5. Change the Air Filter
Your car’s air filter is an essential barrier for dirt and debris, preventing it from entering the intake of your vehicle and causing engine damage. But your air filter can become detrimental to performance and economy if you allow it to get so dirty that it restricts airflow. Check your air filter and replace it if needed. A clogged or dirty air filter can reduce gas mileage by as much as 10%, so you’ll definitely want to get this changed before you head out on your next road trip.

6. Replace Your Windshield Wipers
Wiper blades are made of rubber so they naturally wear out after several months of wiping snow, rain, and dust from your windshield. If you notice that your wipers leave marks on your windshield, or have trouble clearing away rain or mud, then it’s time to get them changed. You can find replacement windshield wiper blades at most auto parts stores, however, your particular Kia model may require specific blades. You can change your wiper blades yourself, or come in to Mississauga Kia and get them done at your next vehicle service.

7. Check Your Brakes
We shouldn’t have to tell you that your brakes are the most important safety component in your vehicle. While brakes are important at any time of year, it’s a good idea to get them checked and repaired by a professional before you get your summer started. You can tell when your brakes need to be replaced by checking whether the brake pads or shoes have worn down past the minimum thickness specified for your vehicle. Some vehicles are equipped with electronic wear indicators to let you know when it’s time for a brake service. If you feel that your brakes are pulsating, loud, or less effective than they used to be, then you should get them inspected as soon as possible at Mississauga Kia’s state-of-the-art service and repair facility.

8. Check the Coolant and Radiator
You definitely want your cooling system to be ready for summer. Idling for long periods of time in hot weather is tough on your cooling system, but a vehicle with a healthy system will be able to handle it without overheating. Check that your coolant levels are topped up, that your radiator fins aren’t obstructed with dirt or debris, and ensure that you don’t have any coolant leaks (you would see these under your vehicle after it’s been parked for a while. Coolant has a slightly sweet odour.) If you notice a leak, you should get it checked out right away. The general rule is to flush your coolant every two years.

9. Clean Your Battery
Hot temperatures can dramatically reduce the lifespan of your car’s battery. This is due to a number of factors. For one, the heat will cause your battery fluid to evaporate more quickly. It can also speed up your battery’s chemical reaction, causing an overcharged condition that will shorten its lifespan. Your battery’s terminals can also get dirty and corroded. The best way to keep your battery running well is to keep it clean by detaching your battery terminals and wiping them off. If there is excessive corrosion or a whitish, ashy deposit around the terminal, you will need to clean it. Sometimes these deposits are acidic, so you can use a combination of baking soda and water to neutralize it as you clean. An old toothbrush is actually quite a useful tool for this. You can use a toothbrush for this. If your battery isn’t holding a charge, feel free to come in to Mississauga Kia and we inspect your battery and replace it if needed.

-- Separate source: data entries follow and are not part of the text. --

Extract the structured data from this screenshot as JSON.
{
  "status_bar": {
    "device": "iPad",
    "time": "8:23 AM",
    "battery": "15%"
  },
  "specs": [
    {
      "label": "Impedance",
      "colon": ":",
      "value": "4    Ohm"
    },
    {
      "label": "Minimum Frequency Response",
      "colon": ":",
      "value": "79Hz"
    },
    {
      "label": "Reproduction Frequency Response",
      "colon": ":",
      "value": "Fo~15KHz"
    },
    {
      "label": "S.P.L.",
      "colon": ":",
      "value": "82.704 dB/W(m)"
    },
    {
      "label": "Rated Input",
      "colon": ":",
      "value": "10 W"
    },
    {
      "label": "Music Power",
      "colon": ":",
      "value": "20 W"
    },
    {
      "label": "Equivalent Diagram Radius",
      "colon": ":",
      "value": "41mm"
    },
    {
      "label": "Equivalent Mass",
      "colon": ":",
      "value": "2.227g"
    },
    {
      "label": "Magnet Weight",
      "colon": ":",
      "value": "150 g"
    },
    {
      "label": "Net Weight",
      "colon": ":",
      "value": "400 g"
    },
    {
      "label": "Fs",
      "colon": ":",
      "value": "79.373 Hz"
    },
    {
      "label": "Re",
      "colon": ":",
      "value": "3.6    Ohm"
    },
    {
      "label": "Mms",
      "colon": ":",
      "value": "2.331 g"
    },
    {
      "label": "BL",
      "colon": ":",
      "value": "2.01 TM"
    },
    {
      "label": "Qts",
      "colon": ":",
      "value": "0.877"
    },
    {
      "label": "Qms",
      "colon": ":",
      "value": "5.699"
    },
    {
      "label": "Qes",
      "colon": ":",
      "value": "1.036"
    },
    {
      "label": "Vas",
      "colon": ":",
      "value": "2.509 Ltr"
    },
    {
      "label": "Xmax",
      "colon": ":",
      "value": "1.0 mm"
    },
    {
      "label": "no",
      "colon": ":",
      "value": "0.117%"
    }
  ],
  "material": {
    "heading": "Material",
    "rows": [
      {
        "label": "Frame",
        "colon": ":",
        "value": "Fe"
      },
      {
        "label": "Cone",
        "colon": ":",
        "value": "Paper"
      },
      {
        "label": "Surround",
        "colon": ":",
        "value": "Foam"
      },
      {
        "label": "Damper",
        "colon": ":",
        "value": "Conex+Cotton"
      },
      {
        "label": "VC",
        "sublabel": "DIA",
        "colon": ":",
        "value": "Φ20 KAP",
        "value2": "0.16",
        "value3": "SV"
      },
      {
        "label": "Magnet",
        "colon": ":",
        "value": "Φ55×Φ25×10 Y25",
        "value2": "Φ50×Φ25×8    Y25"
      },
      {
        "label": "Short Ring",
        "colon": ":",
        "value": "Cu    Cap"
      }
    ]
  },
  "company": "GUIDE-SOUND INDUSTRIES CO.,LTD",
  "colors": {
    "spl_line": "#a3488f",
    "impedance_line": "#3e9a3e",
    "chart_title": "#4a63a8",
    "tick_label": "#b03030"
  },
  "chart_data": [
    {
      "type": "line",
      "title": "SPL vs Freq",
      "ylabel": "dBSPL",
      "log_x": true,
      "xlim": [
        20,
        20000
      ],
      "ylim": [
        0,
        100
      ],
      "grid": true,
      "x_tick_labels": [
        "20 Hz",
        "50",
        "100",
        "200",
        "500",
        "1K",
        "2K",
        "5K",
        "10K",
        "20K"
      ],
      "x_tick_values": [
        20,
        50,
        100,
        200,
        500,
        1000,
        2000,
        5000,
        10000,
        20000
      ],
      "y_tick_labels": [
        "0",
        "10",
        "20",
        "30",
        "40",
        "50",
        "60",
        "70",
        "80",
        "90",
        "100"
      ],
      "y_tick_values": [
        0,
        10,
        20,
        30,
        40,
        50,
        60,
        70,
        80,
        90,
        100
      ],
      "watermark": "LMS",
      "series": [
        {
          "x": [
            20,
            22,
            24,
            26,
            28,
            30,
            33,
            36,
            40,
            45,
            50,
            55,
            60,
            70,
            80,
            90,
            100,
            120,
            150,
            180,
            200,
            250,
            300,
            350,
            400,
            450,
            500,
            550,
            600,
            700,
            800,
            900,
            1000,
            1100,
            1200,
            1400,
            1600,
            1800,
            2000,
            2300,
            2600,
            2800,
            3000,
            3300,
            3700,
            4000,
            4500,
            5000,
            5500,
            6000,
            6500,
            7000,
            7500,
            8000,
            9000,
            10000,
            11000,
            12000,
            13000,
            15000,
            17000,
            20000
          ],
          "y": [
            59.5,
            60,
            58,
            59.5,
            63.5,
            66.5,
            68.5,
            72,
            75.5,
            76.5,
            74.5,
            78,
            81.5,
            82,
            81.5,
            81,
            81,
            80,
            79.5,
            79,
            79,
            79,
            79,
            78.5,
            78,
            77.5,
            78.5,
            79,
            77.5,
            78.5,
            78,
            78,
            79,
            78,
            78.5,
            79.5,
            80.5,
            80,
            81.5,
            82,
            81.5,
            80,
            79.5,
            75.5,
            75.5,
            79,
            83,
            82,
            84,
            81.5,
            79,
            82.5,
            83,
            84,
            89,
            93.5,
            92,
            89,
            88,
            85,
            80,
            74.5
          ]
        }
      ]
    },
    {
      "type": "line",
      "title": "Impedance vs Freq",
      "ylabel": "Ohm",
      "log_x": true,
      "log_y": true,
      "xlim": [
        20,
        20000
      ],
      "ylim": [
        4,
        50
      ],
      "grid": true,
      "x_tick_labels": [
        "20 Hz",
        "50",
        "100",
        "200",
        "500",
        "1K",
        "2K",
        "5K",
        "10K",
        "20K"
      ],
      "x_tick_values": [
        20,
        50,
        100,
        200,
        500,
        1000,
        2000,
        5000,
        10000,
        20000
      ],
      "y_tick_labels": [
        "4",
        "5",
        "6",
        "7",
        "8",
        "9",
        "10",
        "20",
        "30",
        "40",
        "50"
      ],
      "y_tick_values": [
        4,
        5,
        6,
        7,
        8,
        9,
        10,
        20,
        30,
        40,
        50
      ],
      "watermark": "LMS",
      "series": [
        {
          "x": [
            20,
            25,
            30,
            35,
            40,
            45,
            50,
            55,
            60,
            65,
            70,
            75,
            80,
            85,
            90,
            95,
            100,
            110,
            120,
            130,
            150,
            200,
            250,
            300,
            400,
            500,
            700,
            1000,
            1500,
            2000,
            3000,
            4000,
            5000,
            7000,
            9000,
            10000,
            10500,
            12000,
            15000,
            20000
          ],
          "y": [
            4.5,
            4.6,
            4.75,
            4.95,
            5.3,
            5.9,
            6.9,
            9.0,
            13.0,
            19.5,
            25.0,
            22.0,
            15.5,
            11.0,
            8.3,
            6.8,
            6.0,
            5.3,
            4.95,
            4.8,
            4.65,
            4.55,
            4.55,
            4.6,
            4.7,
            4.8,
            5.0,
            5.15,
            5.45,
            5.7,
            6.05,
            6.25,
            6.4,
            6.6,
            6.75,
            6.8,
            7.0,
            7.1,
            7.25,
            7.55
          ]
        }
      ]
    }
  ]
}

10. Maintain Your Air Conditioning
The best way to tell if your air conditioner has a problem is if it can’t generate or maintain air temperatures that are 10 degrees Celsius below the ambient outside air temperature. The most common cause of a malfunctioning air conditioning unit is a low level of refrigerant. This could be caused by a leak somewhere in the system. Since modern air conditioning systems are complicated creatures, it’s best to come in and have our service professionals address the problem.